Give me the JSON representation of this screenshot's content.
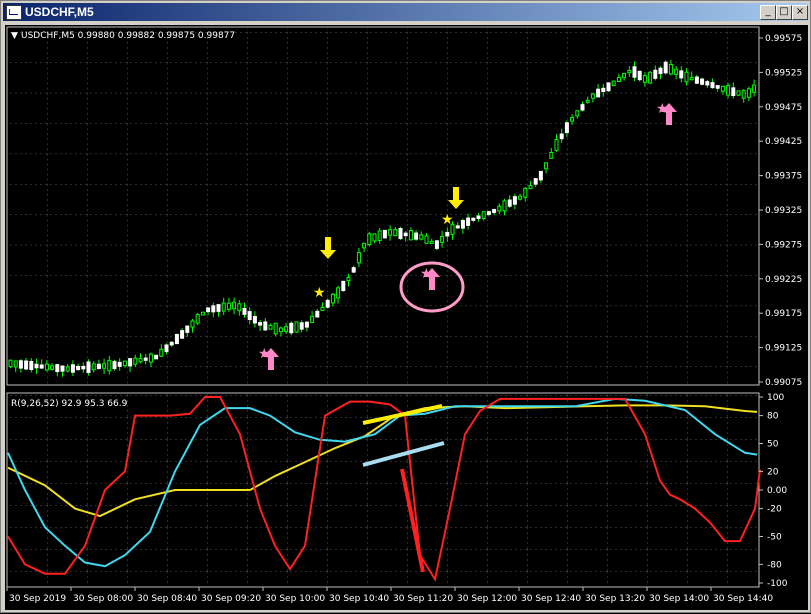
{
  "window": {
    "title": "USDCHF,M5",
    "minimize_glyph": "_",
    "maximize_glyph": "□",
    "close_glyph": "×"
  },
  "main_panel": {
    "header": "USDCHF,M5  0.99880 0.99882 0.99875 0.99877",
    "price_levels": [
      "0.99575",
      "0.99525",
      "0.99475",
      "0.99425",
      "0.99375",
      "0.99325",
      "0.99275",
      "0.99225",
      "0.99175",
      "0.99125",
      "0.99075"
    ],
    "candle_color": "#00ff00",
    "background": "#000000"
  },
  "indicator_panel": {
    "header": "R(9,26,52) 92.9 95.3 66.9",
    "levels": [
      "100",
      "80",
      "50",
      "20",
      "0.00",
      "-20",
      "-50",
      "-80",
      "-100"
    ],
    "series_colors": {
      "fast": "#ff2020",
      "mid": "#40d8f0",
      "slow": "#f0e020"
    }
  },
  "time_axis": {
    "labels": [
      "30 Sep 2019",
      "30 Sep 08:00",
      "30 Sep 08:40",
      "30 Sep 09:20",
      "30 Sep 10:00",
      "30 Sep 10:40",
      "30 Sep 11:20",
      "30 Sep 12:00",
      "30 Sep 12:40",
      "30 Sep 13:20",
      "30 Sep 14:00",
      "30 Sep 14:40"
    ]
  },
  "markers": {
    "up_arrow_color": "#ff88c8",
    "down_arrow_color": "#ffee00",
    "star_color": "#ffee00",
    "star_pink_color": "#ff88c8"
  }
}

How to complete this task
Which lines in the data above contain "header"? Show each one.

Finished exercise
    "header": "USDCHF,M5  0.99880 0.99882 0.99875 0.99877",
    "header": "R(9,26,52) 92.9 95.3 66.9",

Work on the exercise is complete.